*Correction: “SFF Tropes used only as metaphor appears twice. This is an error. The second appearance (at 37%) should read “Science used only as metaphor”. See below for results table.
As indicated in the graph and table below, the results of the “What Is Speculative Poetry” survey represent a wide spectrum of opinion regarding what counts as “speculative”. On the upper end of consensus, we find categories that are understood across the literary landscape as falling within the speculative umbrella, including Science Fiction, Space science & exploration, Fantasy, Magic, Supernatural Horror, Myth and Folklore, Fairy Tales, Alternative History, SF&F pop culture, Superheroes, Surrealism, Slipstream, Fabulism, and Weird and “What If”.
Genres that fell more towards the middle of the spectrum—that is, those receiving support by 40-65% of responders, included Science (physics, chemistry, biology, etc), Domestic Fabulism, Dinosaurs, “Interstitial” works, biographies of speculative poets, and poems in which traditional SF&F tropes as literary device (analogy, simile).
On the lower end of the spectrum—those genres that are most controversial, according to responders—we find Bizzaro, SF&F tropes as metaphor (bit of inconsistency there), biographies of scientists and (non-speculative) poets, Mundane Horror, Nature, Religion, Gender, Real history, Cowboy & Western, and Romance.
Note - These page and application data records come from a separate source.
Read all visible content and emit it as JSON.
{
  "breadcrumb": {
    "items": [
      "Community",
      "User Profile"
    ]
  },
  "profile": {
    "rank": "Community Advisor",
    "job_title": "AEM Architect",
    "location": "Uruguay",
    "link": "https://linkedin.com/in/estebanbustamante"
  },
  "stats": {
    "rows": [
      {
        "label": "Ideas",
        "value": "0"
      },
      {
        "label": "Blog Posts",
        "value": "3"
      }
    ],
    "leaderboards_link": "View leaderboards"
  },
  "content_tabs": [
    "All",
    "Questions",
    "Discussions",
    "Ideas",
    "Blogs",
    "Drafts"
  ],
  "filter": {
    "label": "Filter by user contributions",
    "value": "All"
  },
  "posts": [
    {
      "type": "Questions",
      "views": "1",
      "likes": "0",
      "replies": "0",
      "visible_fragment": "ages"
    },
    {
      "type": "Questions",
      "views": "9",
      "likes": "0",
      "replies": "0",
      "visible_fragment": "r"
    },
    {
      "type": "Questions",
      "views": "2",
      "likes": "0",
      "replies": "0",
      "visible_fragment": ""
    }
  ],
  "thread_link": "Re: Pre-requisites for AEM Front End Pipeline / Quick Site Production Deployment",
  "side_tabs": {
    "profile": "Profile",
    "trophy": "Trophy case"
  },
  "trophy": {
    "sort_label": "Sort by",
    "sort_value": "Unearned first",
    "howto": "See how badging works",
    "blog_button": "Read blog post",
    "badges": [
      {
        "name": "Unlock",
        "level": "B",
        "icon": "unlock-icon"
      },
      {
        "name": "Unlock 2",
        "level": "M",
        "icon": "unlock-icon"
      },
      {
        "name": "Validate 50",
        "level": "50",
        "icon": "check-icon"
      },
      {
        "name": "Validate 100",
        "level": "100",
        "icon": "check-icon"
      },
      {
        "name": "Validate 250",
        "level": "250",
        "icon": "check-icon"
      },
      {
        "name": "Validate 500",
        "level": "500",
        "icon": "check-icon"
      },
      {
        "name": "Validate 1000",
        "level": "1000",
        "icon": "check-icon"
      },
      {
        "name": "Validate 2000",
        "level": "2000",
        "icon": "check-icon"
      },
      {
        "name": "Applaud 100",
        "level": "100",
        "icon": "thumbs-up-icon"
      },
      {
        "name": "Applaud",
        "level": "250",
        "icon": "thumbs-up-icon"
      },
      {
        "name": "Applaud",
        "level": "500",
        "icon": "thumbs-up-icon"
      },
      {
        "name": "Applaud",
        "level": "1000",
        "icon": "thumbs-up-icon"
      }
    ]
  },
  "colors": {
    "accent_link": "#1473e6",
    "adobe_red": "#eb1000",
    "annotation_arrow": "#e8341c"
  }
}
|# of Votes||% of Votes|
|Horror with supernatural elements||80||90%|
|Weird poetry (ala Lovecraft)||79||89%|
|Riffs on pop SFFH culture||72||81%|
|Astrology, magic, occult||64||72%|
|Space (astronomy, real-world space exploration)||63||71%|
|“What if” poetry||61||69%|
|science (physics, chemistry, biology, etc)||56||63%|
|SFF tropes used only as metaphor||50||56%|
|SFF tropes used only as analogy||41||46%|
|SFF tropes used only as simile||41||46%|
|Speculative poets (biographical)||40||45%|
|Science used only as metaphor||33||37%|
|Mundane (real-world) horror||21||24%|
|Cowboy & Western||5||6%|
|Real-world human history||5||6%|
Additionally, participants were given an opportunity to suggest categories overlooked by this survey. Responses were as varied one might expect. Selected responses include “oniric or dream content”, “time travel”, “post-apocalyptic”, “steampunk”, “experimental”, “robots”, “mysticism”, “fanfic poetry”, and what is, to many, the ultimate yardstick—”I know it when I see it.”
So Now What?
As mentioned above, the purpose of the “What Is Speculative Poetry” survey was to determine informally whether there is an overall consensus among the membership regarding what genres or sub-genres of poetry belong under the heading “speculative”.
Based on the results, the answer to that question is clear as mud–yes, there is consensus, and no, there really isn’t. Are we surprised? Not really!
Nevertheless, it is the consensus of the SFPA executive committee that this survey was, at least, an interesting experiment. We feel that you, our members and colleagues, will also find it interesting, and that, in regards to eligibility for our awards and publications, this survey can also be a useful tool to future SFPA editors and award Chairs, who are tasked with answering the practical question, “What is speculative poetry?”
As of the writing of this summary, the SFPA’s implicit policy is that the determination of eligibility of poems (and poetry collections) as speculative is subject to the discretion of our appointed editors and chairs, with oversight by the SFPA executive committee. This policy may change, and/or be made more explicit in our official guidelines, pursuant to ongoing (and future) review. As ever, we encourage discussion and feedback on this and other topics of interest to our community. In the meantime, we want to express our sincere thanks to everyone who participated in this survey—as well as the members of our discussion forums—for your investment in the SFPA and the speculative poetry community.